Children and anthropologists in "Tarbiya": spiritual training in Muslim brotherhoods and its social interpretation (Senegal)
Kae Amo (EHESS)
Paper short abstract:
Learning the way of living in a society is the goal of anthropology and that requires integration into the field of study. Based on collaborative works with students and educators in Quranic schools, this paper investigates the roles of Tarbiya (spiritual training) in children’s socialization.
Paper long abstract:
"Tarbiya" is a process in which the student or "taalibe" in Quranic schools (Daara) learns to be a devoted Muslim and scholar of the Holy Quran and the mystical knowledge of Islam. In many Daaras in West Africa promoted by Sufi brotherhoods, the "Tarbiya", is based on memorization of Quran, begging or "Yarwan" and spiritual training. It is an important phase of the child's education. Often interpreted as child abuse by Western educators and humanitarian workers, this severe education contains very interesting aspects that most scholars have been missing. In fact the process of Quranic learning and the living conditions in the Daaras forge children as convinced taalibes and develop specific characters and personalities admired and respected by the population. Based on case studies and participant observations in Senegal, this paper investigates the role and impact of Tarbiya in children's education. Participating in the educational process in Daaras permits anthropologists to integrate certain religious and cultural values and to understand the tensions between the French education and religious or traditional education today in light of the demand of rapid modernization.

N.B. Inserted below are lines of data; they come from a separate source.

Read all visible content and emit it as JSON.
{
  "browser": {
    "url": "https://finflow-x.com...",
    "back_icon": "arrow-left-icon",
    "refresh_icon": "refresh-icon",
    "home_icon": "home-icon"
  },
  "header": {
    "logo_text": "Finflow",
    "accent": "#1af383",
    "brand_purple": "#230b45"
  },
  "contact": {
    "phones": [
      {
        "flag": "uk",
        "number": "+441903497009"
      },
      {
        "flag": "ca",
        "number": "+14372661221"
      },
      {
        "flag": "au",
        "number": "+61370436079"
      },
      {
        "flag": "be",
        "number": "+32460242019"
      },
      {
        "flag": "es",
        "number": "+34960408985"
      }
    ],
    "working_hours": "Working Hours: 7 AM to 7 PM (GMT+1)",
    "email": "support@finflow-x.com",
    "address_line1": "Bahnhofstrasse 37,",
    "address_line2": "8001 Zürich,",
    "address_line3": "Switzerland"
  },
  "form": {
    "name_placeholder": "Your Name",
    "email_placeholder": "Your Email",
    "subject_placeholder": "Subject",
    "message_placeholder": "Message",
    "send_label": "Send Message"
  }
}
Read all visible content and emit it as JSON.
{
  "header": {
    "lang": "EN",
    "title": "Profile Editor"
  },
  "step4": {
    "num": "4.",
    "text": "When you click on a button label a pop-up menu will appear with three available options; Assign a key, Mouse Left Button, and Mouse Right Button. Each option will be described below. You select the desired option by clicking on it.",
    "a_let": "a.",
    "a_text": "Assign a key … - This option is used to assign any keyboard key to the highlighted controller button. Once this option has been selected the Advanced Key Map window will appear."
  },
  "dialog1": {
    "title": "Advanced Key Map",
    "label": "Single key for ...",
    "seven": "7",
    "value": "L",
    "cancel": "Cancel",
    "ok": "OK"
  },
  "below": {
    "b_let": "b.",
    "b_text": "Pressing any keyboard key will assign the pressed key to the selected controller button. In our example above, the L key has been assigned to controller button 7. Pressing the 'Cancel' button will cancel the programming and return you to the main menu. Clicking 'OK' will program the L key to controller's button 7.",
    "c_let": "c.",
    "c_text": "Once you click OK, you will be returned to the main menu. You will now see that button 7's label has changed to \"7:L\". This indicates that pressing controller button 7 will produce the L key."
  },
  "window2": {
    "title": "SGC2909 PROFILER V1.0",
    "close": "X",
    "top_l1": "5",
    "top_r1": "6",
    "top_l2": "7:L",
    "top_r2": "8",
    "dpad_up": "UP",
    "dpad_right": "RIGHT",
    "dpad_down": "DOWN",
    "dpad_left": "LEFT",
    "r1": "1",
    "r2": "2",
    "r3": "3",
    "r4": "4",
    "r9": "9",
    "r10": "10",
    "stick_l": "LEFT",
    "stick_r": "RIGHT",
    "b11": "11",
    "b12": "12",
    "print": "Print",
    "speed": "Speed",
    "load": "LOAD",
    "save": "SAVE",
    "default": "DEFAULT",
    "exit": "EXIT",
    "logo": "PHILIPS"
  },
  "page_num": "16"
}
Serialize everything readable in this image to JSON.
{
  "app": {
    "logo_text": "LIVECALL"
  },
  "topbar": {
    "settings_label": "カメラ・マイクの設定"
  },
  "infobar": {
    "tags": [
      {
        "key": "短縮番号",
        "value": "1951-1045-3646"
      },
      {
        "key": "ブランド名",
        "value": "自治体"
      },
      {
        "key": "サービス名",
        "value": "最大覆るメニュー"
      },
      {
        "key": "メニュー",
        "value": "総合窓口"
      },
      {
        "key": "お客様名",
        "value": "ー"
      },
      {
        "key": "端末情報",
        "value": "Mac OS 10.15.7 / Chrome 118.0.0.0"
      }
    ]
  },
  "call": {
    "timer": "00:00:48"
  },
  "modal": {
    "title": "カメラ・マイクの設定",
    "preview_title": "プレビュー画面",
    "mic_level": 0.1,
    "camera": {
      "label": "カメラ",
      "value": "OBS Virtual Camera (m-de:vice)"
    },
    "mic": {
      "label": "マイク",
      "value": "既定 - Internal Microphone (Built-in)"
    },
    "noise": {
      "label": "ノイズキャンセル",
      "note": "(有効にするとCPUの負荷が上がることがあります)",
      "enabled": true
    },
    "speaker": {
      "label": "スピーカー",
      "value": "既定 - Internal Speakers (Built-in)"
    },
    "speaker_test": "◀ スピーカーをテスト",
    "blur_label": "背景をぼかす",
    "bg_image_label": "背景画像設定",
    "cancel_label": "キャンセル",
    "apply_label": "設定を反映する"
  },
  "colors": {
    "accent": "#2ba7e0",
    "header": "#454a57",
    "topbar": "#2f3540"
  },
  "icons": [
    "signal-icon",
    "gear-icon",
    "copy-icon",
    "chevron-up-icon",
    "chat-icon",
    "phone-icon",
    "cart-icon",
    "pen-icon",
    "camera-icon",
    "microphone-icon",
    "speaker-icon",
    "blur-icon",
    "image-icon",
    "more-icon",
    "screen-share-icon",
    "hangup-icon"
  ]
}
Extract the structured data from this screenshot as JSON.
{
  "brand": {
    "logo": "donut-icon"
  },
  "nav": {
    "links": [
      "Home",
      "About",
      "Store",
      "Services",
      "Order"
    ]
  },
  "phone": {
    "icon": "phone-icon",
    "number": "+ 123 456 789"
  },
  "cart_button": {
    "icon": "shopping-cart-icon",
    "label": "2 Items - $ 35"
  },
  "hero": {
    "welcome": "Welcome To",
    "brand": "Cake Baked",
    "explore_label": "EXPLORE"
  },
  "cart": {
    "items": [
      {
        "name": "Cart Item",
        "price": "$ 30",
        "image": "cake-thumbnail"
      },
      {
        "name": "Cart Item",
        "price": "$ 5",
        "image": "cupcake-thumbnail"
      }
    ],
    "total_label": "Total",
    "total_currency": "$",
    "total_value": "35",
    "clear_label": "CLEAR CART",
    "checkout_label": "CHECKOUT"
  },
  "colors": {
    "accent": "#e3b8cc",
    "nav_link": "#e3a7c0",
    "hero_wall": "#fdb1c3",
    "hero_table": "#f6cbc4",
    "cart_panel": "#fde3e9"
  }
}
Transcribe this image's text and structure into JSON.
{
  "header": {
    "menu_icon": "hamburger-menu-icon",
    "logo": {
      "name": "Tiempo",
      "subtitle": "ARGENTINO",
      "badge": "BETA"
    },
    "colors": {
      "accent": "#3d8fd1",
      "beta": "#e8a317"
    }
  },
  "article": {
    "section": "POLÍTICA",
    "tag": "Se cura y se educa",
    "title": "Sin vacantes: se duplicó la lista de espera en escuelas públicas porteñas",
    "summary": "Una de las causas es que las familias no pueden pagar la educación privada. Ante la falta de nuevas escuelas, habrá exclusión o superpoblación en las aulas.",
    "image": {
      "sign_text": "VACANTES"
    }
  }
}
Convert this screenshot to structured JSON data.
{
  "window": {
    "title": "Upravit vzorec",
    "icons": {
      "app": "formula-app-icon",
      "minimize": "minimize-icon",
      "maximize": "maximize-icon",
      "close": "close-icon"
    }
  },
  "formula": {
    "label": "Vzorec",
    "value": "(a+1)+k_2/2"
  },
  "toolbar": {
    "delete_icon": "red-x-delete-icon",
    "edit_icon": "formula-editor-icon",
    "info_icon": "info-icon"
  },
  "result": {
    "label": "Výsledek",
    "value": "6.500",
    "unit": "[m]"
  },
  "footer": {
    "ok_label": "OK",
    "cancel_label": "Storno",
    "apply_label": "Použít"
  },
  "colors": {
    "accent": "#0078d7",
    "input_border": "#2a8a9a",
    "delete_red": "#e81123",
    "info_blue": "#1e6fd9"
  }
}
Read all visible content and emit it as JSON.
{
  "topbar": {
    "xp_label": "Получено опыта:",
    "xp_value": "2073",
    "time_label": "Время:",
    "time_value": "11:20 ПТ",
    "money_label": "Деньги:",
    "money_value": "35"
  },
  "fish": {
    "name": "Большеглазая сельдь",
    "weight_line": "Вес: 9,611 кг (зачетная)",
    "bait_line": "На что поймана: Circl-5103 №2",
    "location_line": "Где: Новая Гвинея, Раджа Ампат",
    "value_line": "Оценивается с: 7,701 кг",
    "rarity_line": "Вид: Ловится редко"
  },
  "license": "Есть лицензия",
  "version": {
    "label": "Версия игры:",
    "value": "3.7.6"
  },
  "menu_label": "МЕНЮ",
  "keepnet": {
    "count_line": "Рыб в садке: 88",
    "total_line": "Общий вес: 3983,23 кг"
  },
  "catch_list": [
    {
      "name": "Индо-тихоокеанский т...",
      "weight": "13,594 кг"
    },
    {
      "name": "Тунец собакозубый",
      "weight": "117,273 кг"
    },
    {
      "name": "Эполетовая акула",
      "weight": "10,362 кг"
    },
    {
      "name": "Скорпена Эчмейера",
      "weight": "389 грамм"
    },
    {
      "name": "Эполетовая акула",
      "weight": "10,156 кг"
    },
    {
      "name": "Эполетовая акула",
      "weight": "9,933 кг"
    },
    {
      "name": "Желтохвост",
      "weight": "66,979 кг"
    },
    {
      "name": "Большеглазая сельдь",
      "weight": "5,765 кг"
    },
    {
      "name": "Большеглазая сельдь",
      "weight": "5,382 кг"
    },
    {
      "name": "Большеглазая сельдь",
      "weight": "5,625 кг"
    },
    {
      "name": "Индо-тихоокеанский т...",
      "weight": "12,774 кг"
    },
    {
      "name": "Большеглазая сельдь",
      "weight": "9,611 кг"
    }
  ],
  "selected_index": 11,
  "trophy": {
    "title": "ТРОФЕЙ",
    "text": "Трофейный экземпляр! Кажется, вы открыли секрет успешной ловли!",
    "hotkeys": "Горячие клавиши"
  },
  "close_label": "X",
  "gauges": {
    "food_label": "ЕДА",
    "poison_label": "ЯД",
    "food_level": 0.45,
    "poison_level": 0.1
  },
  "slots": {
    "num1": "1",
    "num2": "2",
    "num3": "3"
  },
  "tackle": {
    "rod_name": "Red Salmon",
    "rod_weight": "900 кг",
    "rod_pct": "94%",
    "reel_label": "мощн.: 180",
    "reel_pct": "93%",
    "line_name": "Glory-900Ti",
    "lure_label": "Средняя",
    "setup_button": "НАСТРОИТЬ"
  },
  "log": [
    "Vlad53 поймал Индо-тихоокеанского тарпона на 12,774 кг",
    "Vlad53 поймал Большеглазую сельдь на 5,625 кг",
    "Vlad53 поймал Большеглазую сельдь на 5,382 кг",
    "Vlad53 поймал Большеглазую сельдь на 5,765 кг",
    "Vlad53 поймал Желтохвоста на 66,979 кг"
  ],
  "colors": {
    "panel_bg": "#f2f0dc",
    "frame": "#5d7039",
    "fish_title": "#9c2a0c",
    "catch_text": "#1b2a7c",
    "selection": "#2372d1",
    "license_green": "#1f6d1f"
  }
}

Learning of/with children: anthropologist at "school" (CLOSED) (Commission on Children, Youth and Childhood)